five days of move-out.) This may also include incentivizing maintenance teams to turnover apartments quickly. “If you find that your lease termination notice provisions aren’t giving leasing staff enough time to pre-lease in your market, consider changing your notice to vacate requirement from 30 to 60 days,” suggests Nevitt Casey.

OUTSOURCE: CALL CENTER
Many are familiar with the concept of call
centers. While it’s become a source of contention
by virtue of unnervingly poor service and outsourcing abroad, when a call center is done correctly, it slips by literally undetected.

Most managers are familiar with rolling the phones over after hours.(note: the difference between a call center and an answering service is that a center is manned by staff who are trained to lease.)An after hours call center is a great way to capture calls and prospective leases in real time.

Call centers can also pick up calls at high
volume times of the day, or when staff is
busy with prospects in the office, leaving
leasing staff to focus on customer service.

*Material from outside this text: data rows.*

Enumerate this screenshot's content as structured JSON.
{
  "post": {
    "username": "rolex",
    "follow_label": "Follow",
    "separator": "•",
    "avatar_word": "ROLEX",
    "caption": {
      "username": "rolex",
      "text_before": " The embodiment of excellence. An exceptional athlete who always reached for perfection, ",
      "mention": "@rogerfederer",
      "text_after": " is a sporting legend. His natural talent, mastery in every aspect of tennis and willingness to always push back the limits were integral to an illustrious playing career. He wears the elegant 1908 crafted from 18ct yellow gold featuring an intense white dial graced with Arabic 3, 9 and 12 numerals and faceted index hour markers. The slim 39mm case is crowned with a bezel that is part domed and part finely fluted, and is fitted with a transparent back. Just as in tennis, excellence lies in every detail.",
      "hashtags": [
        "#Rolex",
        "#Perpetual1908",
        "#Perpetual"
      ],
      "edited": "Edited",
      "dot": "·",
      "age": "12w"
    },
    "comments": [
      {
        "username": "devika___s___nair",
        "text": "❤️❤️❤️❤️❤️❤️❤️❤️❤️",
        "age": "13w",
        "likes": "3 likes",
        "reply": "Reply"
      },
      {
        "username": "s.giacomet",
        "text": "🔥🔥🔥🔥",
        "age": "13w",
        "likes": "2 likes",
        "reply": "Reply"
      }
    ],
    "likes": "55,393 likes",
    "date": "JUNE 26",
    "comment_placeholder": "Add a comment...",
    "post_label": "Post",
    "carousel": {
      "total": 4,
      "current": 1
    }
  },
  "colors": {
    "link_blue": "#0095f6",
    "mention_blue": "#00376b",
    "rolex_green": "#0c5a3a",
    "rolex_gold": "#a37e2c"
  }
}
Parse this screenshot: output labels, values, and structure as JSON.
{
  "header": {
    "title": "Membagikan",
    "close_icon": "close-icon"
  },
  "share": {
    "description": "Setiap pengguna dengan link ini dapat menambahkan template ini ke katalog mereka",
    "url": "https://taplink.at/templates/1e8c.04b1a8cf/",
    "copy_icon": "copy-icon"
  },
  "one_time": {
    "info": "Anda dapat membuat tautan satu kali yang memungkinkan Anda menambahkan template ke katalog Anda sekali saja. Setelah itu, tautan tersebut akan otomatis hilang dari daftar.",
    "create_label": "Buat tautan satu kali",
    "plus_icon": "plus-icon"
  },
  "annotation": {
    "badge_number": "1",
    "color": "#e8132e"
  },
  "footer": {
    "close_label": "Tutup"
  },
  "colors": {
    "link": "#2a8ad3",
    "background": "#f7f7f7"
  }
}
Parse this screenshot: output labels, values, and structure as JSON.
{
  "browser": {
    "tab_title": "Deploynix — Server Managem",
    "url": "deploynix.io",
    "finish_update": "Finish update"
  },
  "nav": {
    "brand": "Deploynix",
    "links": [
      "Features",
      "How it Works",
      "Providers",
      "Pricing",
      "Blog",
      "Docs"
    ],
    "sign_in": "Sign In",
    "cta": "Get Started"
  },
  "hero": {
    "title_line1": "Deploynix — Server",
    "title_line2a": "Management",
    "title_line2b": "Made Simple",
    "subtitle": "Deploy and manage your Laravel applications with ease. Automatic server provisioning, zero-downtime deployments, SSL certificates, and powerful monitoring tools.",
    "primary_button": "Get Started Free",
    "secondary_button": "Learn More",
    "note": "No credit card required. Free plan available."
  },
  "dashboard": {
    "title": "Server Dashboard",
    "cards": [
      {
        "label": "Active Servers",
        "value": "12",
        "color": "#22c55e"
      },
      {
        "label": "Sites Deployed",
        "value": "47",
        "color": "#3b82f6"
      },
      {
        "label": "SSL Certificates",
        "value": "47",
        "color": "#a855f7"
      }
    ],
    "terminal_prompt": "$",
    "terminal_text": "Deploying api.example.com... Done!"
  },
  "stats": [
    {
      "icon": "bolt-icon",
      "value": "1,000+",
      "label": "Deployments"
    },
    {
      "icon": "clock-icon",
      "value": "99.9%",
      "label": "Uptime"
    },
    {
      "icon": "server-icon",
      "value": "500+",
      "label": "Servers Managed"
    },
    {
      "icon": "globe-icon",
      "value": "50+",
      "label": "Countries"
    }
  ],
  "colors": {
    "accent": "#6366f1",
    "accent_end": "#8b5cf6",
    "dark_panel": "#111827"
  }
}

“There’s no question that call centers
take a lot of stress off the leasing consultant,”
says Dan Coen, director of call centers
for CallSource. “In a typical leasing office,
an employee may be speaking with a resident
and setting up an appointment for a
site visit simultaneously,” he adds. A ringing
phone or a new email alert can easily go
unanswered. Many management companies
are determining that call centers can be the
answer to low call conversion rates and
even lower email conversion rates.

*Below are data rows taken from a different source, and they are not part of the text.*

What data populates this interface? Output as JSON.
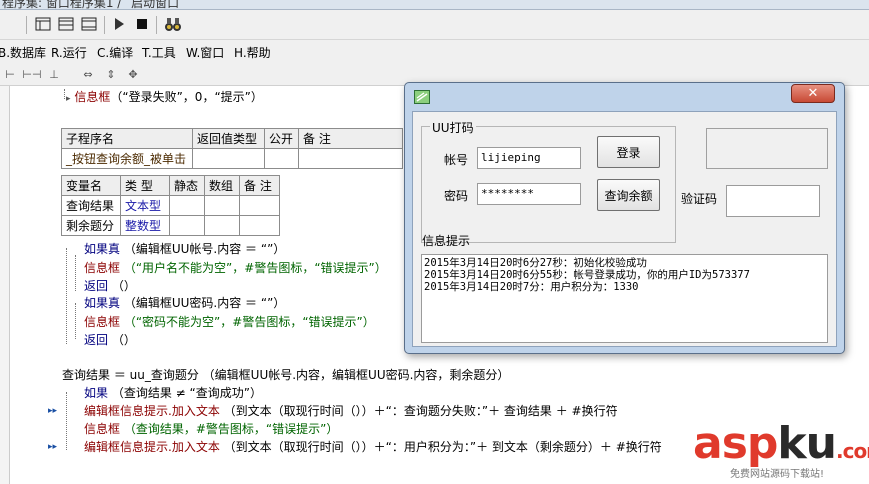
{
  "window": {
    "title": "程序集: 窗口程序集1 / _启动窗口"
  },
  "menu": [
    {
      "label": "B.数据库"
    },
    {
      "label": "R.运行"
    },
    {
      "label": "C.编译"
    },
    {
      "label": "T.工具"
    },
    {
      "label": "W.窗口"
    },
    {
      "label": "H.帮助"
    }
  ],
  "code_top": {
    "line1_func": "信息框",
    "line1_args": "（“登录失败”，0，“提示”）"
  },
  "sub_table": {
    "headers": [
      "子程序名",
      "返回值类型",
      "公开",
      "备 注"
    ],
    "row": [
      "_按钮查询余额_被单击",
      "",
      "",
      ""
    ]
  },
  "var_table": {
    "headers": [
      "变量名",
      "类 型",
      "静态",
      "数组",
      "备 注"
    ],
    "rows": [
      [
        "查询结果",
        "文本型",
        "",
        "",
        ""
      ],
      [
        "剩余题分",
        "整数型",
        "",
        "",
        ""
      ]
    ]
  },
  "code_lines": [
    {
      "kw": "如果真",
      "rest": "（编辑框UU帐号.内容 ＝ “”）"
    },
    {
      "kw": "信息框",
      "rest": "（“用户名不能为空”，#警告图标，“错误提示”）"
    },
    {
      "kw": "返回",
      "rest": "（）"
    },
    {
      "kw": "如果真",
      "rest": "（编辑框UU密码.内容 ＝ “”）"
    },
    {
      "kw": "信息框",
      "rest": "（“密码不能为空”，#警告图标，“错误提示”）"
    },
    {
      "kw": "返回",
      "rest": "（）"
    },
    {
      "kw": "查询结果 ＝ uu_查询题分",
      "rest": "（编辑框UU帐号.内容，编辑框UU密码.内容，剩余题分）"
    },
    {
      "kw": "如果",
      "rest": "（查询结果 ≠ “查询成功”）"
    },
    {
      "kw": "编辑框信息提示.加入文本",
      "rest": "（到文本（取现行时间（））＋“：查询题分失败：”＋ 查询结果 ＋ #换行符"
    },
    {
      "kw": "信息框",
      "rest": "（查询结果，#警告图标，“错误提示”）"
    },
    {
      "kw": "编辑框信息提示.加入文本",
      "rest": "（到文本（取现行时间（））＋“：用户积分为：”＋ 到文本（剩余题分）＋ #换行符"
    }
  ],
  "dialog": {
    "group_title": "UU打码",
    "account_label": "帐号",
    "account_value": "lijieping",
    "password_label": "密码",
    "password_value": "********",
    "login_button": "登录",
    "query_button": "查询余额",
    "captcha_label": "验证码",
    "captcha_value": "",
    "info_label": "信息提示",
    "log_lines": [
      "2015年3月14日20时6分27秒：初始化校验成功",
      "2015年3月14日20时6分55秒：帐号登录成功，你的用户ID为573377",
      "2015年3月14日20时7分：用户积分为：1330"
    ]
  },
  "watermark": {
    "asp": "asp",
    "ku": "ku",
    "domain": ".com",
    "sub": "免费网站源码下载站!"
  },
  "colors": {
    "keyword": "#8b0000",
    "string": "#006400",
    "type": "#1a1aa8",
    "close_button": "#c84a35"
  }
}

According to industry statistics quoted by
RealPage at their annual conference, up to
40% of calls go unanswered at a typical
apartment community and up to 60% of
prospect emails go unanswered. When
phone calls are answered, the average length
of the call is 2.5 minutes. Yet a study of shopping customers done by Joanna Ellis of Ellis
Property Management Services, shows that
the more time a leasing consultant spends on
the phone or in person with a prospect, the
higher the likelihood the shopper will set an
appointment or sign a lease. “The average
length of a leasing inquiry call taken by a call
center is 10 minutes,” says Coen. In the Ellis
study, a ten minute phone conversation
translated into 90.5% of the callers setting
an appointment to visit the property.

The math is simple. If a call center saves a
few leases a year that would have otherwise
been missed, it’s already paid for itself.

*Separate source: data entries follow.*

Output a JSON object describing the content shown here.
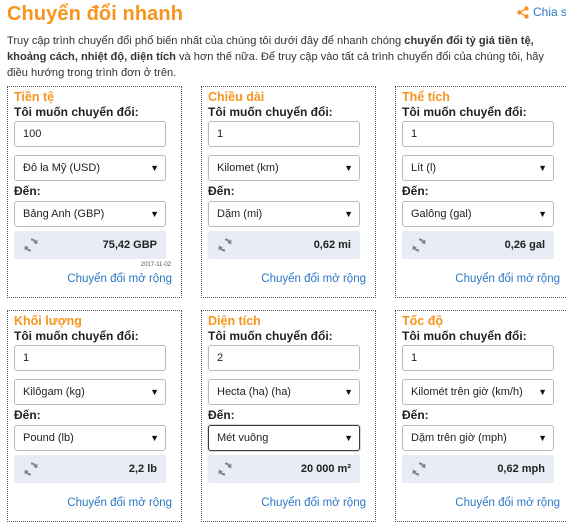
{
  "page": {
    "title": "Chuyển đổi nhanh",
    "share_label": "Chia s",
    "intro_1": "Truy cập trình chuyển đổi phổ biến nhất của chúng tôi dưới đây để nhanh chóng ",
    "intro_bold": "chuyển đổi tỷ giá tiền tệ, khoảng cách, nhiệt độ, diện tích",
    "intro_2": " và hơn thế nữa. Để truy cập vào tất cả trình chuyển đổi của chúng tôi, hãy điều hướng trong trình đơn ở trên."
  },
  "cards": [
    {
      "title": "Tiền tệ",
      "from_label": "Tôi muốn chuyển đổi:",
      "value": "100",
      "from_unit": "Đô la Mỹ (USD)",
      "to_label": "Đến:",
      "to_unit": "Bảng Anh (GBP)",
      "result": "75,42 GBP",
      "date": "2017-11-02",
      "more": "Chuyển đổi mở rộng"
    },
    {
      "title": "Chiều dài",
      "from_label": "Tôi muốn chuyển đổi:",
      "value": "1",
      "from_unit": "Kilomet (km)",
      "to_label": "Đến:",
      "to_unit": "Dặm (mi)",
      "result": "0,62 mi",
      "more": "Chuyển đổi mở rộng"
    },
    {
      "title": "Thể tích",
      "from_label": "Tôi muốn chuyển đổi:",
      "value": "1",
      "from_unit": "Lít (l)",
      "to_label": "Đến:",
      "to_unit": "Galông (gal)",
      "result": "0,26 gal",
      "more": "Chuyển đổi mở rộng"
    },
    {
      "title": "Khối lượng",
      "from_label": "Tôi muốn chuyển đổi:",
      "value": "1",
      "from_unit": "Kilôgam (kg)",
      "to_label": "Đến:",
      "to_unit": "Pound (lb)",
      "result": "2,2 lb",
      "more": "Chuyển đổi mở rộng"
    },
    {
      "title": "Diện tích",
      "from_label": "Tôi muốn chuyển đổi:",
      "value": "2",
      "from_unit": "Hecta (ha) (ha)",
      "to_label": "Đến:",
      "to_unit": "Mét vuông",
      "result": "20 000 m²",
      "more": "Chuyển đổi mở rộng"
    },
    {
      "title": "Tốc độ",
      "from_label": "Tôi muốn chuyển đổi:",
      "value": "1",
      "from_unit": "Kilomét trên giờ (km/h)",
      "to_label": "Đến:",
      "to_unit": "Dặm trên giờ (mph)",
      "result": "0,62 mph",
      "more": "Chuyển đổi mở rộng"
    }
  ],
  "icons": {
    "share": "share-icon",
    "refresh": "refresh-icon",
    "dropdown": "dropdown-arrow-icon"
  },
  "colors": {
    "accent": "#f7941d",
    "link": "#2a78c6",
    "result_bg": "#e8edf5"
  }
}
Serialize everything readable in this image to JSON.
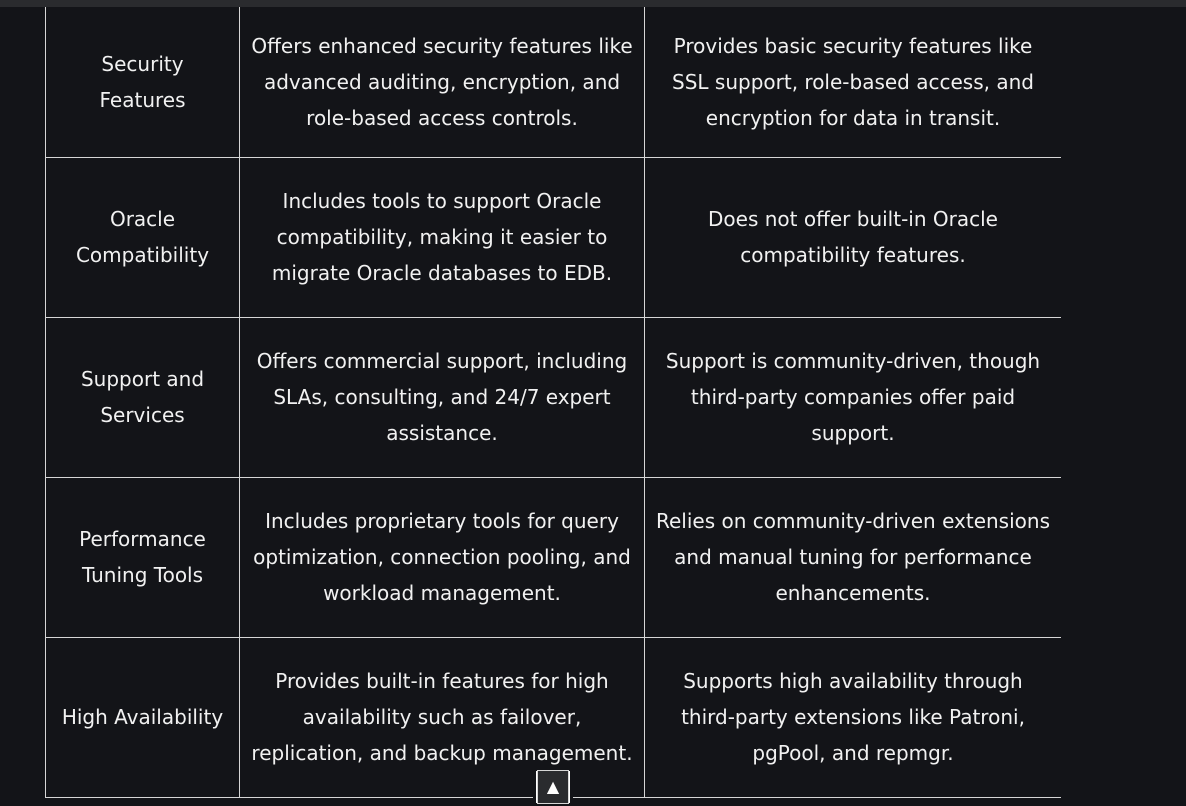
{
  "table": {
    "rows": [
      {
        "feature": "Security Features",
        "edb": "Offers enhanced security features like advanced auditing, encryption, and role-based access controls.",
        "postgres": "Provides basic security features like SSL support, role-based access, and encryption for data in transit."
      },
      {
        "feature": "Oracle Compatibility",
        "edb": "Includes tools to support Oracle compatibility, making it easier to migrate Oracle databases to EDB.",
        "postgres": "Does not offer built-in Oracle compatibility features."
      },
      {
        "feature": "Support and Services",
        "edb": "Offers commercial support, including SLAs, consulting, and 24/7 expert assistance.",
        "postgres": "Support is community-driven, though third-party companies offer paid support."
      },
      {
        "feature": "Performance Tuning Tools",
        "edb": "Includes proprietary tools for query optimization, connection pooling, and workload management.",
        "postgres": "Relies on community-driven extensions and manual tuning for performance enhancements."
      },
      {
        "feature": "High Availability",
        "edb": "Provides built-in features for high availability such as failover, replication, and backup management.",
        "postgres": "Supports high availability through third-party extensions like Patroni, pgPool, and repmgr."
      }
    ]
  },
  "scroll_top": {
    "icon": "arrow-up-icon",
    "glyph": "▲"
  },
  "colors": {
    "background": "#131418",
    "border": "#d6d6d6",
    "text": "#f1f1f1"
  }
}
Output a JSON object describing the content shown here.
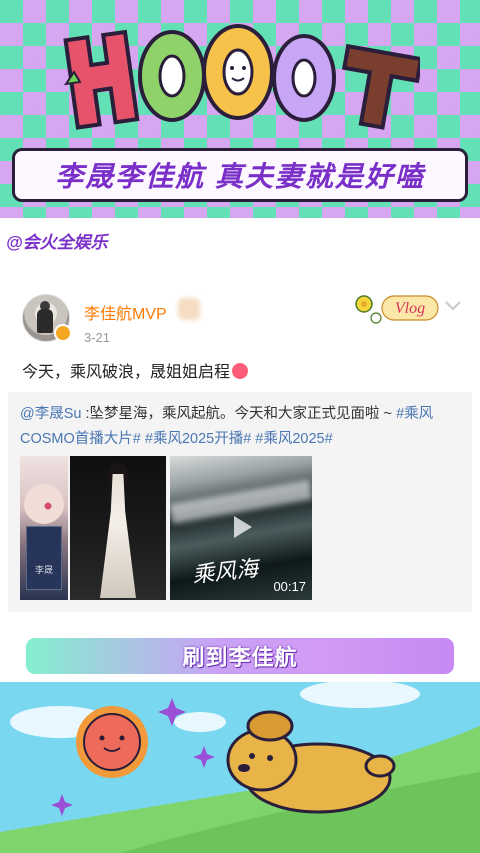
{
  "header": {
    "logo_text": "HOOOT",
    "headline": "李晟李佳航  真夫妻就是好嗑",
    "source_tag": "@会火全娱乐"
  },
  "post": {
    "username": "李佳航MVP",
    "date": "3-21",
    "vlog_sticker": "Vlog",
    "text": "今天，乘风破浪，晟姐姐启程",
    "repost": {
      "author": "@李晟Su",
      "body": " :坠梦星海，乘风起航。今天和大家正式见面啦 ~ ",
      "tags": [
        "#乘风COSMO首播大片#",
        "#乘风2025开播#",
        "#乘风2025#"
      ]
    },
    "media": {
      "thumb1_caption": "李晟",
      "thumb3_caption": "乘风海",
      "duration": "00:17"
    }
  },
  "banner": {
    "label": "刷到李佳航"
  },
  "colors": {
    "brand_purple": "#7a2fc9",
    "mint": "#64e0b6",
    "lilac": "#d7a6f0",
    "username_orange": "#ff7a00",
    "link_blue": "#4a77b4"
  }
}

THE FUTURE IS NOW
To keep an apartment community running
at its most profitable, rent checks must flow.
That means, if someone is moving out, you
need to be reasonably well prepared to move
a new person in pronto. But if you live in a
region where your rental market seasonally
slows, there are certain times of year — like
winter in the North East — where it’s just
harder to fill a vacancy. Enter lease expiration
management, the review and control of
lease terms and turnover. Done properly, a
good manager can assure that move-outs
occur outside seasonal lulls.

Lease expiration management is also an
automated component of yield management
software like YieldStar and Lease Rent
Options. Like a good manager, yield management
software considers the inopportune
periods for a lease to expire and then puts a
premium on the cost of rent for those leases.
You don’t need software to practice lease
expiration management. Simply track current
lease terms calendaring when they
expire. Flexible lease terms are sometimes
an attractive feature for residents. They’re
even better when you’re not stuck with
vacancies when most people are out holiday
shopping.

KEEP THE SHINE ON THE APPLE
Despite the high-tech influences that have
pervaded property management, the basics
remain tried and true. “We devote a lot of
our leasing budget to making sure we don’t
lose curb appeal and that our vacant apartments
are in top shape for touring
prospects,” says Shepardson. “The best trained
leasing consultant or even the best
price won’t sell a sub-standard apartment,”
she adds.

Take a critical look at your product. Is your
landscaping well-maintained and free of
trash? Is your leasing office clean and updated
and free of bad odors like cigarette smoke?
Are your vacants spotless and shining? Does
your model apartment make people want to
move right in? If you constantly seek to
improve and enhance the quality of your
product, you’ll see the results in your ROI.

Author: MINDY GRILL